[Stored dataset items]
* * *

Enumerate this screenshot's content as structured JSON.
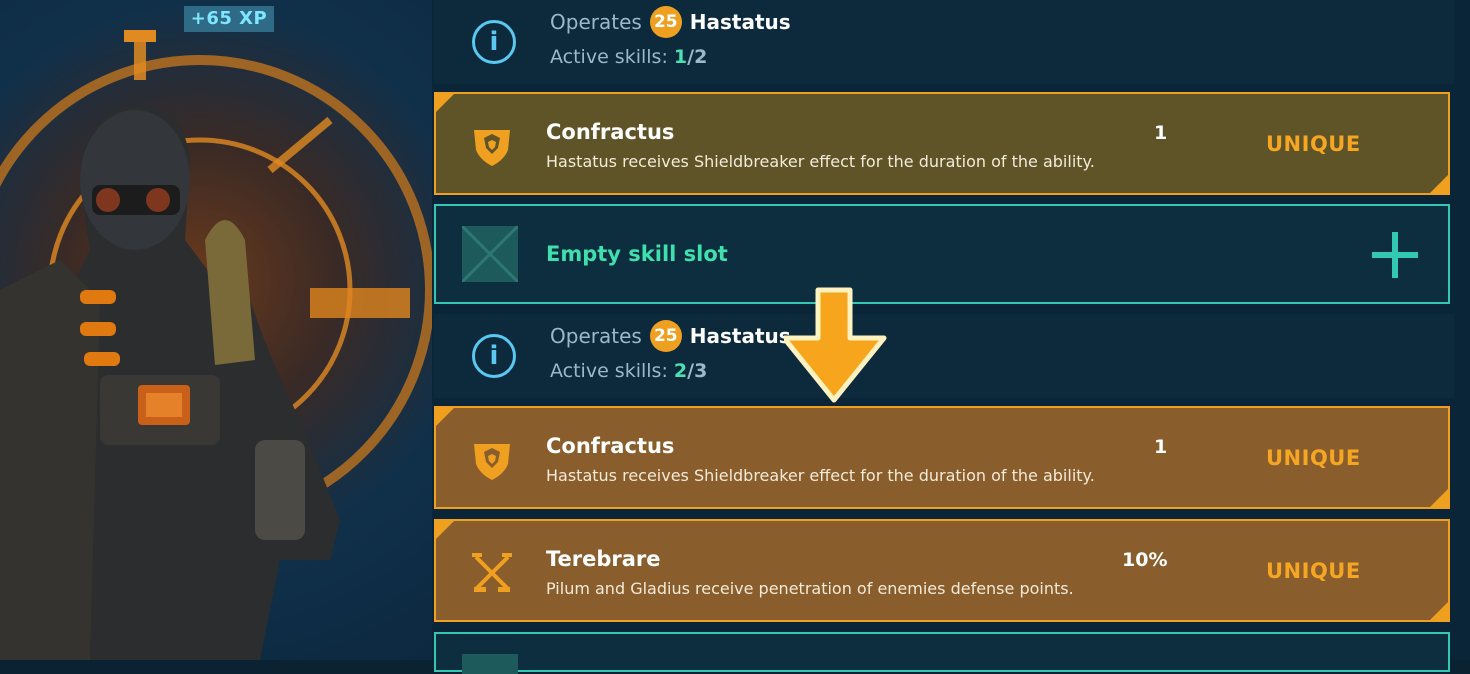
{
  "xp_badge": "+65 XP",
  "colors": {
    "accent_orange": "#f0a020",
    "accent_teal": "#32c8b4",
    "skill_count_green": "#4de0b0",
    "rarity_orange": "#f5a623"
  },
  "before": {
    "info": {
      "operates_label": "Operates",
      "level": "25",
      "hero": "Hastatus",
      "active_skills_label": "Active skills:",
      "active_count": "1",
      "active_total": "/2"
    },
    "skills": [
      {
        "name": "Confractus",
        "description": "Hastatus receives Shieldbreaker effect for the duration of the ability.",
        "level": "1",
        "rarity": "UNIQUE",
        "icon": "shield-shatter-icon"
      }
    ],
    "empty_slot": {
      "label": "Empty skill slot",
      "icon": "empty-slot-icon",
      "add_icon": "plus-icon"
    }
  },
  "after": {
    "info": {
      "operates_label": "Operates",
      "level": "25",
      "hero": "Hastatus",
      "active_skills_label": "Active skills:",
      "active_count": "2",
      "active_total": "/3"
    },
    "skills": [
      {
        "name": "Confractus",
        "description": "Hastatus receives Shieldbreaker effect for the duration of the ability.",
        "level": "1",
        "rarity": "UNIQUE",
        "icon": "shield-shatter-icon"
      },
      {
        "name": "Terebrare",
        "description": "Pilum and Gladius receive penetration of enemies defense points.",
        "level": "10%",
        "rarity": "UNIQUE",
        "icon": "crossed-swords-icon"
      }
    ]
  }
}
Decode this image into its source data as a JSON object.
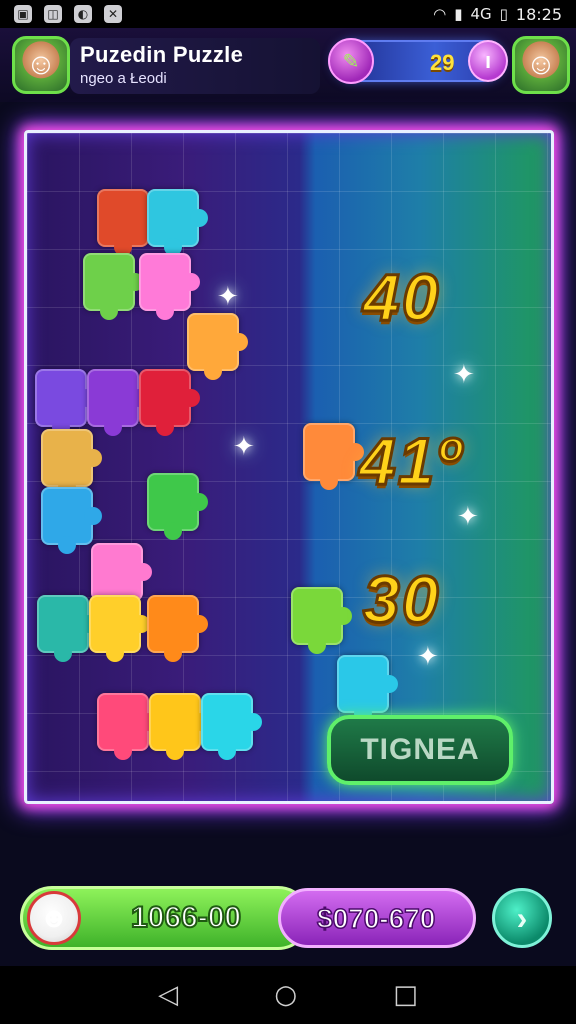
{
  "status_bar": {
    "time": "18:25",
    "signal_text": "4G",
    "left_icons": [
      "image-icon",
      "screenshot-icon",
      "toggle-icon",
      "bug-icon"
    ]
  },
  "header": {
    "title": "Puzedin Puzzle",
    "subtitle": "ngeo a Łeodi",
    "score": "29",
    "left_button_icon": "wand-icon",
    "right_button_icon": "info-icon"
  },
  "board": {
    "numbers": [
      "40",
      "41º",
      "30"
    ],
    "button_label": "TIGNEA"
  },
  "bottom": {
    "coins": "1066-00",
    "gems": "$070-670",
    "next_icon": "arrow-right-icon"
  },
  "navbar": {
    "back": "◁",
    "home": "○",
    "recent": "□"
  },
  "colors": {
    "accent_green": "#5ff06a",
    "accent_pink": "#ff4fe0",
    "number_gold": "#ffd21a",
    "board_border": "#e9f0ff"
  }
}
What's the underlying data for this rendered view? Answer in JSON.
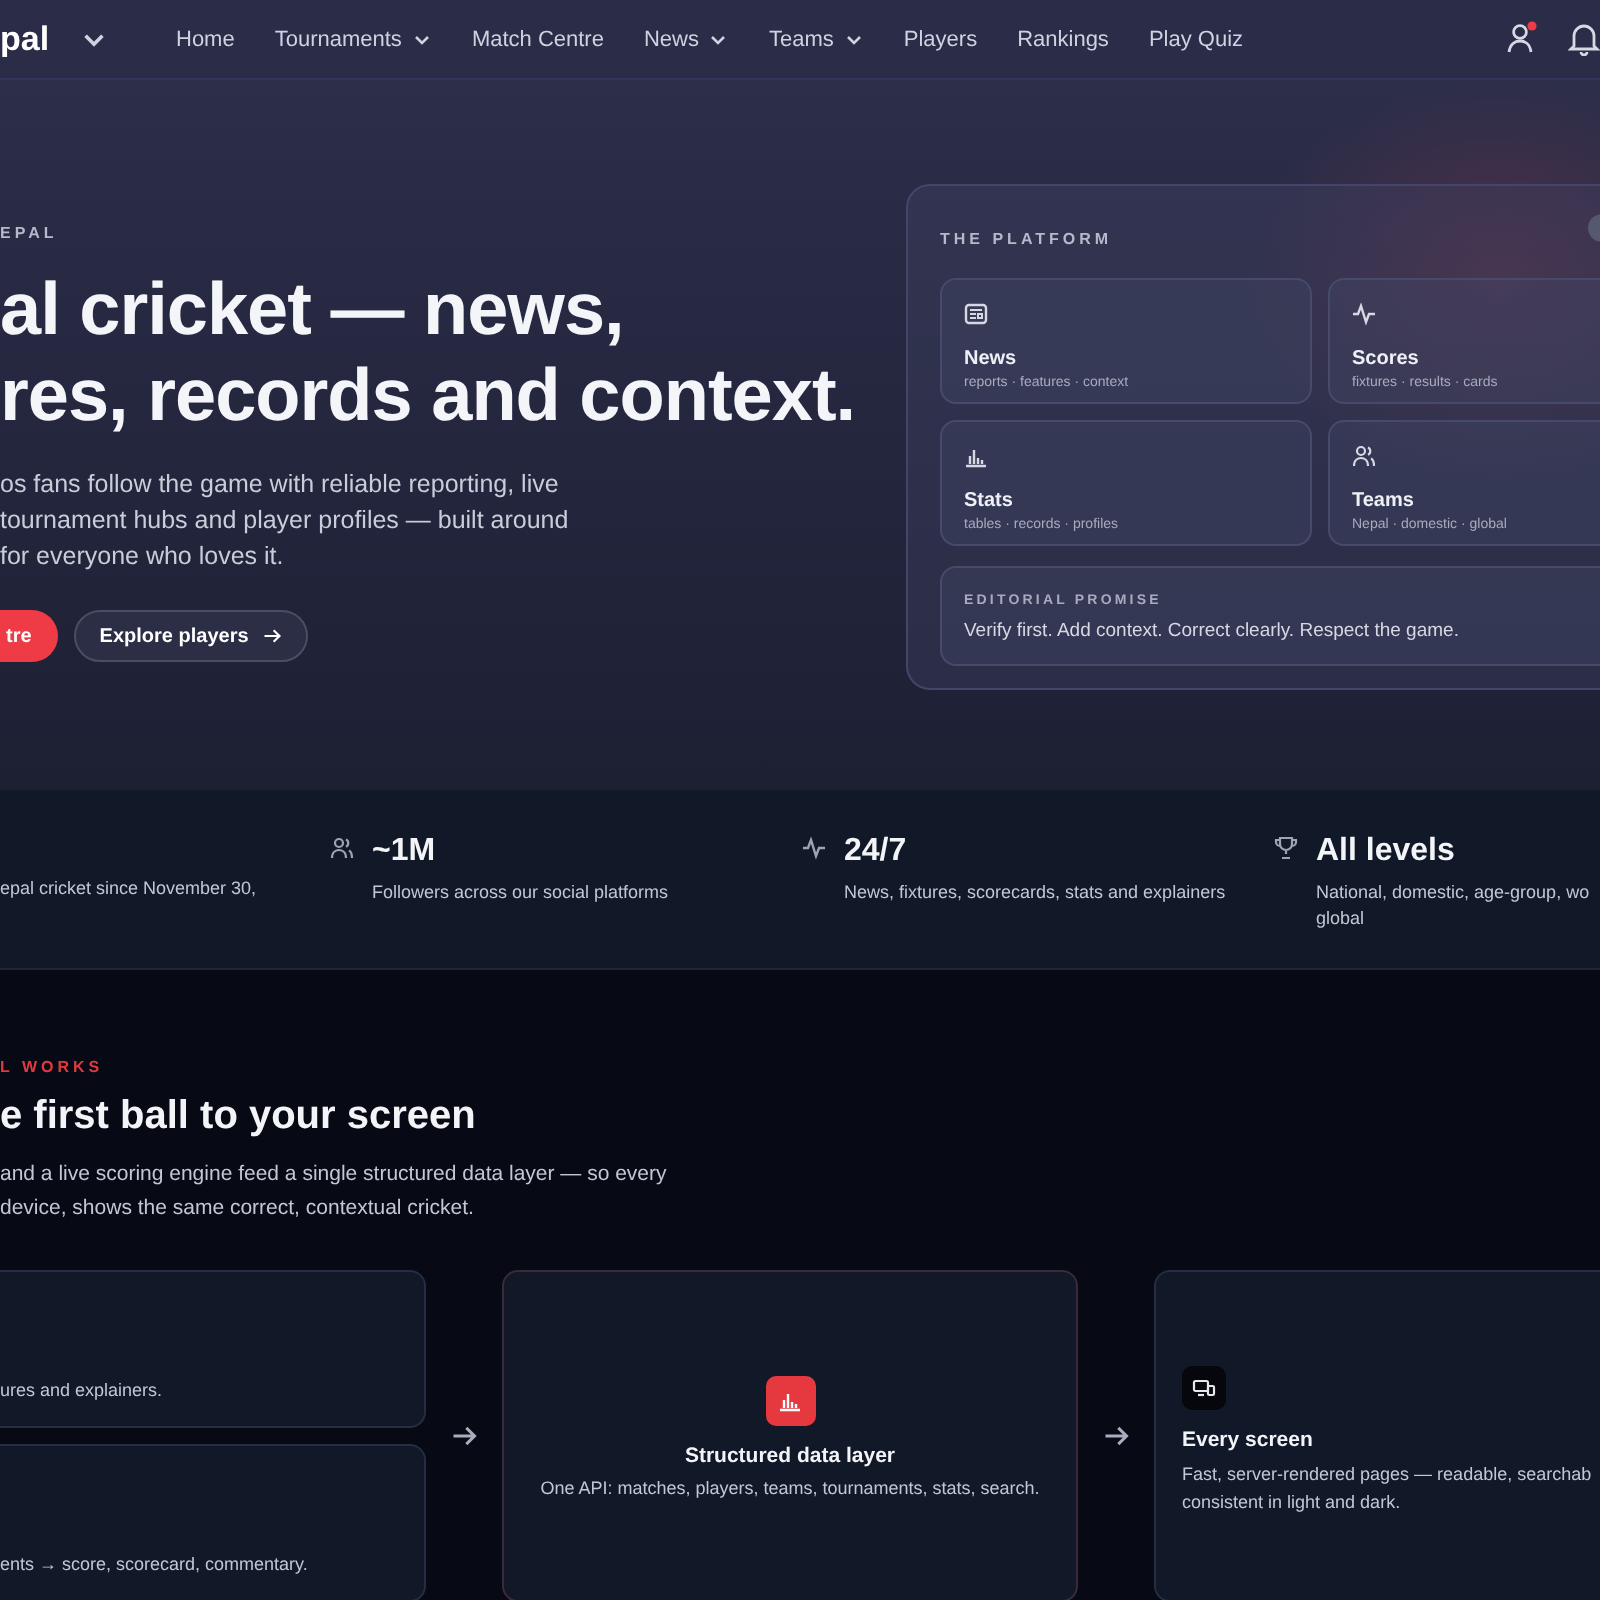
{
  "nav": {
    "logo": "pal",
    "links": [
      {
        "label": "Home",
        "dropdown": false
      },
      {
        "label": "Tournaments",
        "dropdown": true
      },
      {
        "label": "Match Centre",
        "dropdown": false
      },
      {
        "label": "News",
        "dropdown": true
      },
      {
        "label": "Teams",
        "dropdown": true
      },
      {
        "label": "Players",
        "dropdown": false
      },
      {
        "label": "Rankings",
        "dropdown": false
      },
      {
        "label": "Play Quiz",
        "dropdown": false
      }
    ]
  },
  "hero": {
    "eyebrow": "EPAL",
    "headline_lines": [
      "al cricket — news,",
      "res, records and context."
    ],
    "intro_lines": [
      "os fans follow the game with reliable reporting, live",
      "tournament hubs and player profiles — built around",
      "for everyone who loves it."
    ],
    "buttons": [
      {
        "label": "tre",
        "kind": "primary"
      },
      {
        "label": "Explore players",
        "kind": "secondary"
      }
    ]
  },
  "platform": {
    "title": "THE PLATFORM",
    "tiles": [
      {
        "title": "News",
        "subtitle": "reports · features · context"
      },
      {
        "title": "Scores",
        "subtitle": "fixtures · results · cards"
      },
      {
        "title": "Stats",
        "subtitle": "tables · records · profiles"
      },
      {
        "title": "Teams",
        "subtitle": "Nepal · domestic · global"
      }
    ],
    "promise": {
      "label": "EDITORIAL PROMISE",
      "text": "Verify first. Add context. Correct clearly. Respect the game."
    }
  },
  "stats": [
    {
      "text_lines": [
        "epal cricket since November 30,"
      ]
    },
    {
      "value": "~1M",
      "text_lines": [
        "Followers across our social platforms"
      ]
    },
    {
      "value": "24/7",
      "text_lines": [
        "News, fixtures, scorecards, stats and explainers"
      ]
    },
    {
      "value": "All levels",
      "text_lines": [
        "National, domestic, age-group, wo",
        "global"
      ]
    }
  ],
  "flow": {
    "eyebrow": "L WORKS",
    "heading": "e first ball to your screen",
    "intro_lines": [
      "and a live scoring engine feed a single structured data layer — so every",
      "device, shows the same correct, contextual cricket."
    ],
    "sources": [
      {
        "text": "ures and explainers."
      },
      {
        "text": "ents → score, scorecard, commentary."
      }
    ],
    "hub": {
      "title": "Structured data layer",
      "text": "One API: matches, players, teams, tournaments, stats, search."
    },
    "output": {
      "title": "Every screen",
      "text_lines": [
        "Fast, server-rendered pages — readable, searchab",
        "consistent in light and dark."
      ]
    }
  }
}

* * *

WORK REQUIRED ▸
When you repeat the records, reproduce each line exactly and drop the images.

SOLUTION TO THE EXERCISE ▸
Enumerate this screenshot's content as structured JSON.
{
  "xp_badge": "+65 XP",
  "colors": {
    "accent_orange": "#f0a020",
    "accent_teal": "#32c8b4",
    "skill_count_green": "#4de0b0",
    "rarity_orange": "#f5a623"
  },
  "before": {
    "info": {
      "operates_label": "Operates",
      "level": "25",
      "hero": "Hastatus",
      "active_skills_label": "Active skills:",
      "active_count": "1",
      "active_total": "/2"
    },
    "skills": [
      {
        "name": "Confractus",
        "description": "Hastatus receives Shieldbreaker effect for the duration of the ability.",
        "level": "1",
        "rarity": "UNIQUE",
        "icon": "shield-shatter-icon"
      }
    ],
    "empty_slot": {
      "label": "Empty skill slot",
      "icon": "empty-slot-icon",
      "add_icon": "plus-icon"
    }
  },
  "after": {
    "info": {
      "operates_label": "Operates",
      "level": "25",
      "hero": "Hastatus",
      "active_skills_label": "Active skills:",
      "active_count": "2",
      "active_total": "/3"
    },
    "skills": [
      {
        "name": "Confractus",
        "description": "Hastatus receives Shieldbreaker effect for the duration of the ability.",
        "level": "1",
        "rarity": "UNIQUE",
        "icon": "shield-shatter-icon"
      },
      {
        "name": "Terebrare",
        "description": "Pilum and Gladius receive penetration of enemies defense points.",
        "level": "10%",
        "rarity": "UNIQUE",
        "icon": "crossed-swords-icon"
      }
    ]
  }
}
Decode this image into its source data as a JSON object.
{
  "status_bar": {
    "time": "18:25",
    "signal_text": "4G",
    "left_icons": [
      "image-icon",
      "screenshot-icon",
      "toggle-icon",
      "bug-icon"
    ]
  },
  "header": {
    "title": "Puzedin Puzzle",
    "subtitle": "ngeo a Łeodi",
    "score": "29",
    "left_button_icon": "wand-icon",
    "right_button_icon": "info-icon"
  },
  "board": {
    "numbers": [
      "40",
      "41º",
      "30"
    ],
    "button_label": "TIGNEA"
  },
  "bottom": {
    "coins": "1066-00",
    "gems": "$070-670",
    "next_icon": "arrow-right-icon"
  },
  "navbar": {
    "back": "◁",
    "home": "○",
    "recent": "□"
  },
  "colors": {
    "accent_green": "#5ff06a",
    "accent_pink": "#ff4fe0",
    "number_gold": "#ffd21a",
    "board_border": "#e9f0ff"
  }
}
What's the underlying data for this rendered view? Answer in JSON.
{
  "nav": {
    "logo": "pal",
    "links": [
      {
        "label": "Home",
        "dropdown": false
      },
      {
        "label": "Tournaments",
        "dropdown": true
      },
      {
        "label": "Match Centre",
        "dropdown": false
      },
      {
        "label": "News",
        "dropdown": true
      },
      {
        "label": "Teams",
        "dropdown": true
      },
      {
        "label": "Players",
        "dropdown": false
      },
      {
        "label": "Rankings",
        "dropdown": false
      },
      {
        "label": "Play Quiz",
        "dropdown": false
      }
    ]
  },
  "hero": {
    "eyebrow": "EPAL",
    "headline_lines": [
      "al cricket — news,",
      "res, records and context."
    ],
    "intro_lines": [
      "os fans follow the game with reliable reporting, live",
      "tournament hubs and player profiles — built around",
      "for everyone who loves it."
    ],
    "buttons": [
      {
        "label": "tre",
        "kind": "primary"
      },
      {
        "label": "Explore players",
        "kind": "secondary"
      }
    ]
  },
  "platform": {
    "title": "THE PLATFORM",
    "tiles": [
      {
        "title": "News",
        "subtitle": "reports · features · context"
      },
      {
        "title": "Scores",
        "subtitle": "fixtures · results · cards"
      },
      {
        "title": "Stats",
        "subtitle": "tables · records · profiles"
      },
      {
        "title": "Teams",
        "subtitle": "Nepal · domestic · global"
      }
    ],
    "promise": {
      "label": "EDITORIAL PROMISE",
      "text": "Verify first. Add context. Correct clearly. Respect the game."
    }
  },
  "stats": [
    {
      "text_lines": [
        "epal cricket since November 30,"
      ]
    },
    {
      "value": "~1M",
      "text_lines": [
        "Followers across our social platforms"
      ]
    },
    {
      "value": "24/7",
      "text_lines": [
        "News, fixtures, scorecards, stats and explainers"
      ]
    },
    {
      "value": "All levels",
      "text_lines": [
        "National, domestic, age-group, wo",
        "global"
      ]
    }
  ],
  "flow": {
    "eyebrow": "L WORKS",
    "heading": "e first ball to your screen",
    "intro_lines": [
      "and a live scoring engine feed a single structured data layer — so every",
      "device, shows the same correct, contextual cricket."
    ],
    "sources": [
      {
        "text": "ures and explainers."
      },
      {
        "text": "ents → score, scorecard, commentary."
      }
    ],
    "hub": {
      "title": "Structured data layer",
      "text": "One API: matches, players, teams, tournaments, stats, search."
    },
    "output": {
      "title": "Every screen",
      "text_lines": [
        "Fast, server-rendered pages — readable, searchab",
        "consistent in light and dark."
      ]
    }
  }
}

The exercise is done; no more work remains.